(Web page and app entries)
---
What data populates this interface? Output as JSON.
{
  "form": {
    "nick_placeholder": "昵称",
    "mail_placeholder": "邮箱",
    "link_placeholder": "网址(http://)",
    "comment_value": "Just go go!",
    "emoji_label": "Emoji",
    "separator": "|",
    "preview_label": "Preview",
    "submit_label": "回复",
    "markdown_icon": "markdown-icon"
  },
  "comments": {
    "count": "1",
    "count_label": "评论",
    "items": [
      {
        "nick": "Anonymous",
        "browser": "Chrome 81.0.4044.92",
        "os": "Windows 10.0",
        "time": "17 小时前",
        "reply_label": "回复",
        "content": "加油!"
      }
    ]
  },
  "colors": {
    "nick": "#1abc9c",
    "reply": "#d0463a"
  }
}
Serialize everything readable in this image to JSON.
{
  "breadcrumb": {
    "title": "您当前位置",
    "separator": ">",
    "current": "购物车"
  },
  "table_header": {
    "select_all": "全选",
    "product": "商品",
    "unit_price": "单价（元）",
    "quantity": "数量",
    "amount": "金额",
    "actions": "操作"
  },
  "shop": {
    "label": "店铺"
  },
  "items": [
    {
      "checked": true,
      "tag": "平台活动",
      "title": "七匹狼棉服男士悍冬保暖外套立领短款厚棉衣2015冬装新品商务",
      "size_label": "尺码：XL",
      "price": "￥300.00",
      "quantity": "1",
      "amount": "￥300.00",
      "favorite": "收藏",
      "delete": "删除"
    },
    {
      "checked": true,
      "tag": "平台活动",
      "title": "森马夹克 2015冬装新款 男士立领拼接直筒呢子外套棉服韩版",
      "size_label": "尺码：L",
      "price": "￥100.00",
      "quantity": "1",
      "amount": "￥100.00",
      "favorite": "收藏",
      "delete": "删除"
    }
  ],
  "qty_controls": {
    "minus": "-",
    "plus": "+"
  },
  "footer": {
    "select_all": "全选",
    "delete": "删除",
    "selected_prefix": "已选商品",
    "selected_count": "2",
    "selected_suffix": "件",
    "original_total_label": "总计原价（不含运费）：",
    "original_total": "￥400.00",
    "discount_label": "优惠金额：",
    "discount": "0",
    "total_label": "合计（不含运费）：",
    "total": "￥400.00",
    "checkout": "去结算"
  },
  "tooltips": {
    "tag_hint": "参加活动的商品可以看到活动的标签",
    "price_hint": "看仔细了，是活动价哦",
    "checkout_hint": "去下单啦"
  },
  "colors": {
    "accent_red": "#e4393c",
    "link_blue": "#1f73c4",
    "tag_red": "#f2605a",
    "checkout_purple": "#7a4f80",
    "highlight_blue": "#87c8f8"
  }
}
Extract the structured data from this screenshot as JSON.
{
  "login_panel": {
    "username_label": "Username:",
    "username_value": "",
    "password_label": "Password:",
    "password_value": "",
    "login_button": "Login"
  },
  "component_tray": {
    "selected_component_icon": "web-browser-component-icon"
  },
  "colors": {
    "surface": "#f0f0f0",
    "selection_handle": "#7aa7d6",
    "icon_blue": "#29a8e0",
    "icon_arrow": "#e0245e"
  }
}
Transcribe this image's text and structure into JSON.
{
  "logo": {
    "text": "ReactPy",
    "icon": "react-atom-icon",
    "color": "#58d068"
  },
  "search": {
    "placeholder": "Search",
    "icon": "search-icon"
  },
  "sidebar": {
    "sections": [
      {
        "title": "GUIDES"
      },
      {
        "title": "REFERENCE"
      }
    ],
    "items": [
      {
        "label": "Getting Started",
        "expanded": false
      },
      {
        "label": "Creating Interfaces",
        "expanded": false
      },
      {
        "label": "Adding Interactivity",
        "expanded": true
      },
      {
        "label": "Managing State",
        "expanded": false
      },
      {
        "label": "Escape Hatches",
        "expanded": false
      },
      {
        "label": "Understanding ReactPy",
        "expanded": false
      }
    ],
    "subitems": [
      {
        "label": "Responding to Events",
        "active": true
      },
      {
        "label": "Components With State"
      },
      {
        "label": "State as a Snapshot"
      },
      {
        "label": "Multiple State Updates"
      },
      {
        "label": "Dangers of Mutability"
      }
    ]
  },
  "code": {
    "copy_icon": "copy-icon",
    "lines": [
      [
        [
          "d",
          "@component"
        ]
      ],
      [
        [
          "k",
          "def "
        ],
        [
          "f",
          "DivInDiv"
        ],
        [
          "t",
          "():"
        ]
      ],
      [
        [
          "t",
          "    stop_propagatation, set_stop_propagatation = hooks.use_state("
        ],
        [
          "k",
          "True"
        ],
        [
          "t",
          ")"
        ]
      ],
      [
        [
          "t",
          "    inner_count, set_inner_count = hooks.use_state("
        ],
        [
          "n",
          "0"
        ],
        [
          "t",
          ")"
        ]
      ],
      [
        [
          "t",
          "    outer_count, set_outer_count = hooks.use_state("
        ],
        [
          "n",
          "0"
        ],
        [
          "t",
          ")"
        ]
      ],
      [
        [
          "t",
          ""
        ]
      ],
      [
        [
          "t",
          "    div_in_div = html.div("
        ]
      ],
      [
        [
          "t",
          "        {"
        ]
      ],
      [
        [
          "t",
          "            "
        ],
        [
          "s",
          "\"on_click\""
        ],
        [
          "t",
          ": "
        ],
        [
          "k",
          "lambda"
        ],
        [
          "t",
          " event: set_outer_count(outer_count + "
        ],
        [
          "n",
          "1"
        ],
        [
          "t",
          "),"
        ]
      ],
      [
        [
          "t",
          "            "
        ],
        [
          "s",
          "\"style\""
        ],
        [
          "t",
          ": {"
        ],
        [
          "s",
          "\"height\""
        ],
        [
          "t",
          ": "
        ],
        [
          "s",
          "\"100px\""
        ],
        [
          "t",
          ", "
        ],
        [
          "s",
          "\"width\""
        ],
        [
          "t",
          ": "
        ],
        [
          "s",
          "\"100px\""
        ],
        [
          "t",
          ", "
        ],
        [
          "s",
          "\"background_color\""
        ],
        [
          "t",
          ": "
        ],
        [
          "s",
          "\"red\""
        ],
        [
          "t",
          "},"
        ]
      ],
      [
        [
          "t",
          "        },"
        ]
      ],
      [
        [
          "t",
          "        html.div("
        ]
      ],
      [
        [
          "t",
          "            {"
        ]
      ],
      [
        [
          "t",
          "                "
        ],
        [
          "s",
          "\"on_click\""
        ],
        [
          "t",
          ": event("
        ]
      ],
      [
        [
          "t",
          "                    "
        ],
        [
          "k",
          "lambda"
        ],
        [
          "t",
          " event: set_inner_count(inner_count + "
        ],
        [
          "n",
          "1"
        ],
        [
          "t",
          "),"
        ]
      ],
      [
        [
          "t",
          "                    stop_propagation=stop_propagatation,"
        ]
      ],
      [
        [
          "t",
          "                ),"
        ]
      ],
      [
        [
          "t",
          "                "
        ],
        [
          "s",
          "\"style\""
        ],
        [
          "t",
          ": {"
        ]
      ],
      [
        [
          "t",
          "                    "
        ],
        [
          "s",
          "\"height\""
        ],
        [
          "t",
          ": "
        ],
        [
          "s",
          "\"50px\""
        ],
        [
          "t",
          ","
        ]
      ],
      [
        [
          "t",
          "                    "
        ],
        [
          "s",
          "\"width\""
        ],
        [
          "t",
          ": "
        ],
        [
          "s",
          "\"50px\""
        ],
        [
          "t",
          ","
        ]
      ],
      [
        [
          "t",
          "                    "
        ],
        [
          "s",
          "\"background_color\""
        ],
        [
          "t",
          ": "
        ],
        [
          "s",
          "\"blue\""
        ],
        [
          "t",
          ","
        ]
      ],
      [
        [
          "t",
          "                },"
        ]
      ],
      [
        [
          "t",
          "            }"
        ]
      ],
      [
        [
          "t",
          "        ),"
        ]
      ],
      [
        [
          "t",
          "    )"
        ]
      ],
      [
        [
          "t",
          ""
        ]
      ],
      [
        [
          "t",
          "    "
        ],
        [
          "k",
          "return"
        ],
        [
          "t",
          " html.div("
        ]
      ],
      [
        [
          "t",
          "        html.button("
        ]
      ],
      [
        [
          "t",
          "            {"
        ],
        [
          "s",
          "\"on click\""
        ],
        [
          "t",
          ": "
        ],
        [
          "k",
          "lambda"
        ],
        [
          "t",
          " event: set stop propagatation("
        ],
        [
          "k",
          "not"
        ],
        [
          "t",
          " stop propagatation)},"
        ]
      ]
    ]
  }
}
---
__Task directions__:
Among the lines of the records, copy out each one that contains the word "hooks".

__Response to this task__:
          "    stop_propagatation, set_stop_propagatation = hooks.use_state("
          "    inner_count, set_inner_count = hooks.use_state("
          "    outer_count, set_outer_count = hooks.use_state("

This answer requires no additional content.